Element data from apps and pages:
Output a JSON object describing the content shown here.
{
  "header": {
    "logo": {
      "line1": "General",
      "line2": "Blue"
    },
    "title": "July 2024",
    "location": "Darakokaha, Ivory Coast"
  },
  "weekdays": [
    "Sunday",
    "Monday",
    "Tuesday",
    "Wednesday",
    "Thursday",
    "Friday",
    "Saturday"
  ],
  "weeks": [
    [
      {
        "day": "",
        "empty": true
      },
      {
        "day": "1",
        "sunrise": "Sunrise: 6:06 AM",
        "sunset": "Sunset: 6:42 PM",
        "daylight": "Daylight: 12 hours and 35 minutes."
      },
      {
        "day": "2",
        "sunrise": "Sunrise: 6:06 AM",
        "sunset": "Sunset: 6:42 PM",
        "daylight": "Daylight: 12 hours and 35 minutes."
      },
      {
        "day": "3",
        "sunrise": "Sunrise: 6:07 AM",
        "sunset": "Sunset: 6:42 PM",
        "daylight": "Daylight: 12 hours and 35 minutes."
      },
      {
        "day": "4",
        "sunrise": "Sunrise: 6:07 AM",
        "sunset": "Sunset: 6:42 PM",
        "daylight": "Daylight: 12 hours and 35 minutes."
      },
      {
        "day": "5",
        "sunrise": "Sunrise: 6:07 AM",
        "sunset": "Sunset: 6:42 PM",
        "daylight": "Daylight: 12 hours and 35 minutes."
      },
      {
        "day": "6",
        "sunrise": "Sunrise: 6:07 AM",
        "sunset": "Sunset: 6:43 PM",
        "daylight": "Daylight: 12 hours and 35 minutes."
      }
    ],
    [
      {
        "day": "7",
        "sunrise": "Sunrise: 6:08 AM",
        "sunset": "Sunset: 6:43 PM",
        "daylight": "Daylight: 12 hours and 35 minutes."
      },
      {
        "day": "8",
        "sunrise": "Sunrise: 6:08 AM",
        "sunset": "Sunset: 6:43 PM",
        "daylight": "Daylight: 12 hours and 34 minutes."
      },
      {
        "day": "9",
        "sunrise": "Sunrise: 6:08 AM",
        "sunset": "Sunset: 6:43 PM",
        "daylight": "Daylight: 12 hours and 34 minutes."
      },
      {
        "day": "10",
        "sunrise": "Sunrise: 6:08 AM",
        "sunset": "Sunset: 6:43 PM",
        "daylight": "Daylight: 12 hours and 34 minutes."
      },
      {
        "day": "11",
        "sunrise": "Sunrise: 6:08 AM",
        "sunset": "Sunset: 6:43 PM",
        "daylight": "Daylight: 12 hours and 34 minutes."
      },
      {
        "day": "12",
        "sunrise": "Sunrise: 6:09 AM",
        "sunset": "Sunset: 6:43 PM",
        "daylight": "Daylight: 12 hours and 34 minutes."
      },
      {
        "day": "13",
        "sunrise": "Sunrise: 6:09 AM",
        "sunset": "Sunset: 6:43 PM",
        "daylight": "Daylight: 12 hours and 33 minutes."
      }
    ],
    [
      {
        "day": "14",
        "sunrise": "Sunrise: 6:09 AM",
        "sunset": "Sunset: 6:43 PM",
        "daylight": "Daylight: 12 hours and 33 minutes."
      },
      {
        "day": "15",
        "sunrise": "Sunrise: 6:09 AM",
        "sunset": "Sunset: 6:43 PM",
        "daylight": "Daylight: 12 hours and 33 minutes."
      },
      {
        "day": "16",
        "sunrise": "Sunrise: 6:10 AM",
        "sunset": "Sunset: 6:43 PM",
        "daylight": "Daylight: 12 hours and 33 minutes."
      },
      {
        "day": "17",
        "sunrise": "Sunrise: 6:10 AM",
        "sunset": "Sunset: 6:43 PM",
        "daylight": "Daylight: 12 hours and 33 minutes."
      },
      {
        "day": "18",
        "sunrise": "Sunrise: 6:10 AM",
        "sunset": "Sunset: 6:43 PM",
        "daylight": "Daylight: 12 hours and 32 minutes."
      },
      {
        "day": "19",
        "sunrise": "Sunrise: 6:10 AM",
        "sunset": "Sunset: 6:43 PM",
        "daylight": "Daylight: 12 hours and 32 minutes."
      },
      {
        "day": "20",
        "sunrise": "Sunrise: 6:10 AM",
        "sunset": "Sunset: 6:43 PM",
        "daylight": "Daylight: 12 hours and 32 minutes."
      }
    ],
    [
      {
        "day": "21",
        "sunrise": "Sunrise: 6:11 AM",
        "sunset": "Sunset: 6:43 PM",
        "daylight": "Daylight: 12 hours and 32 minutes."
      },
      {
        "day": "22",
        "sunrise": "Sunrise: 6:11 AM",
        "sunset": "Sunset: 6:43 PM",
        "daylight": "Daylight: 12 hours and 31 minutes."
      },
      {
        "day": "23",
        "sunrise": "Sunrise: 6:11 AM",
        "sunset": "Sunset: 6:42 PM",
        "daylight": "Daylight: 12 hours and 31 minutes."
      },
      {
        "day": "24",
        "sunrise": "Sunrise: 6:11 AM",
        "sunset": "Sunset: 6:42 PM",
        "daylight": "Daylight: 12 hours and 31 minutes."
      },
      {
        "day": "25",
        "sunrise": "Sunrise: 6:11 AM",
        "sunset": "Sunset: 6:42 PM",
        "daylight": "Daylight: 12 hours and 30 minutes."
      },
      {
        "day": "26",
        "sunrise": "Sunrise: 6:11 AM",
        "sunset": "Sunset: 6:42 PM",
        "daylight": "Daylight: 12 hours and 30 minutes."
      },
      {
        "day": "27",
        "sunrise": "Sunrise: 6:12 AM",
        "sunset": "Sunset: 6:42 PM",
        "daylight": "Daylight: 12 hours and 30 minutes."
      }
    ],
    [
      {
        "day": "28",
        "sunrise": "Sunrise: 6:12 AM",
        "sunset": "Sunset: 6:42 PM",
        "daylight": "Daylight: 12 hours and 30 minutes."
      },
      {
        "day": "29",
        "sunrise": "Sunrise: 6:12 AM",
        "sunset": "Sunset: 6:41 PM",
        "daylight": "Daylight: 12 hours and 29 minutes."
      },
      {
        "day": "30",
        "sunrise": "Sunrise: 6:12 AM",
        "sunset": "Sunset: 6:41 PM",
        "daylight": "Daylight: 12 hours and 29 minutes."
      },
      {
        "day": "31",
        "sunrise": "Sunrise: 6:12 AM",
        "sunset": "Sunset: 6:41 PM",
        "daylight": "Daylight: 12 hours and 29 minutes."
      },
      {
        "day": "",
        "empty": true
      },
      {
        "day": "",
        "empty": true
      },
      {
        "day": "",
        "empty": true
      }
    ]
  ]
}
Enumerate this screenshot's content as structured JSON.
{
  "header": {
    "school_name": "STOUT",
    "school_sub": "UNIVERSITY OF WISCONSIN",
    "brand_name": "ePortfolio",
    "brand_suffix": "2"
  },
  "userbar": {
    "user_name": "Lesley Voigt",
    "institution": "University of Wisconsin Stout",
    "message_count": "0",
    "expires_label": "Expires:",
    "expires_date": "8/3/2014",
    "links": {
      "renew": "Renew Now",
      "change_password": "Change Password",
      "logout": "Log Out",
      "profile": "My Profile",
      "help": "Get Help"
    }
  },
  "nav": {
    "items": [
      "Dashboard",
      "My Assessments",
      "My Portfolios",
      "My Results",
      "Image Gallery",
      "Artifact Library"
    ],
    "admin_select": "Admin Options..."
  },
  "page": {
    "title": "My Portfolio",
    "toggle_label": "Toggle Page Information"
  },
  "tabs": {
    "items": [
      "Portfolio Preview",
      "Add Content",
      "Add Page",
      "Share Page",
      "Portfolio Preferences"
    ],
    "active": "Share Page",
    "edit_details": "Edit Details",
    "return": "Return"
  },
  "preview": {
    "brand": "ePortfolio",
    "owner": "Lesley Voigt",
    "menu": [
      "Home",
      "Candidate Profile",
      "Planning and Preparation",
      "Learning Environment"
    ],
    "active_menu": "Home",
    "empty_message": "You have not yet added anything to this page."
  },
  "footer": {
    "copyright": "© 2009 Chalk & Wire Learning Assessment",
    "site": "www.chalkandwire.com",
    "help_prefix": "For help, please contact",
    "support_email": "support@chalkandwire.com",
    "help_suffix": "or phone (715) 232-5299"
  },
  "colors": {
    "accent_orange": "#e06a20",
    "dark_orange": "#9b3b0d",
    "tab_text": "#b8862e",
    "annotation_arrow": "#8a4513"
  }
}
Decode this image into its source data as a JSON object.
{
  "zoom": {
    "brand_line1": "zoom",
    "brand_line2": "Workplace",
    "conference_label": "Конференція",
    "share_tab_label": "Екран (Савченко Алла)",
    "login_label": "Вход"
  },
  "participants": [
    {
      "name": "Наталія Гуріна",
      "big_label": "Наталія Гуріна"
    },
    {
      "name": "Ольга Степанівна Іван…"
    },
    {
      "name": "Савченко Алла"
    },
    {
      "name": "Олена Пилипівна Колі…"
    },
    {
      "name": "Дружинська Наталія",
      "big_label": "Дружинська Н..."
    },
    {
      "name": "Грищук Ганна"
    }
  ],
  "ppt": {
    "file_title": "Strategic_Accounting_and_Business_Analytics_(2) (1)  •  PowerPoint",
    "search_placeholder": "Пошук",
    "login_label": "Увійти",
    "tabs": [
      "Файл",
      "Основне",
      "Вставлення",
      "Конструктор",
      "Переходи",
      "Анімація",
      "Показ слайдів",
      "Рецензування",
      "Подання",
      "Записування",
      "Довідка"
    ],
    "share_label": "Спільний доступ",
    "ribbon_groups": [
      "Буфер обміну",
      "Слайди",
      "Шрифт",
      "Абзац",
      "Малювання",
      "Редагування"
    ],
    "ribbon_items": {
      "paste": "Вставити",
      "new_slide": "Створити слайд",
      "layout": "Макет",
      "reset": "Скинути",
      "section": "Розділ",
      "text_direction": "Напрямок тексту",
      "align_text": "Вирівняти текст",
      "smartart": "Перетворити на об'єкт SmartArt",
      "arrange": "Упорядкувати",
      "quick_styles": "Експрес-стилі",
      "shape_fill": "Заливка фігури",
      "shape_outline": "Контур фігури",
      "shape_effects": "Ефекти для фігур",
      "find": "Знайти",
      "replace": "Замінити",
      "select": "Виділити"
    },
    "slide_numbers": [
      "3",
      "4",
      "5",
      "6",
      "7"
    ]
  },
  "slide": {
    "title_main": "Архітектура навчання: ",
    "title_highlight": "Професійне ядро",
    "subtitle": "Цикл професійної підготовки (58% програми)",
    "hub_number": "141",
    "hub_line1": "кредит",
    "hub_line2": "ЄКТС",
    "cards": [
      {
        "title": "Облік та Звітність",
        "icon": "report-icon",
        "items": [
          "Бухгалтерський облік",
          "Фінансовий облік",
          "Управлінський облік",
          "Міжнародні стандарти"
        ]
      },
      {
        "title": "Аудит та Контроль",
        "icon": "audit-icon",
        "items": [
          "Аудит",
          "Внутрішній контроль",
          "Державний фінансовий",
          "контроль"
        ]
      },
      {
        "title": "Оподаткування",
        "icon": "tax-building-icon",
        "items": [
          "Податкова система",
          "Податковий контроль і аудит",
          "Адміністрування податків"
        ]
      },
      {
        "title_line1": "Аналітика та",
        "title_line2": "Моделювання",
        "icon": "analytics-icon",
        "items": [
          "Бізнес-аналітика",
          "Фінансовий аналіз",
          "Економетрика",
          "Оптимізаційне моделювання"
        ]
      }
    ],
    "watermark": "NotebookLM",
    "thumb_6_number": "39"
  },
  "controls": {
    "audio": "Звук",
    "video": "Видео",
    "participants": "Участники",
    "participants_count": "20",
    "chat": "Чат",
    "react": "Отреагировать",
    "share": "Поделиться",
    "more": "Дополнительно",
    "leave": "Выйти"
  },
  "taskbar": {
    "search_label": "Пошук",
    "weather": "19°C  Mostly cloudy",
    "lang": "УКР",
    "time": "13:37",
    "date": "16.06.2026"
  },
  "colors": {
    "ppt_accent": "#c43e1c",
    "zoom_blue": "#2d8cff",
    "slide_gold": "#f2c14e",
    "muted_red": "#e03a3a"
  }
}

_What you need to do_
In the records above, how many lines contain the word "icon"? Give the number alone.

_Answer area_
4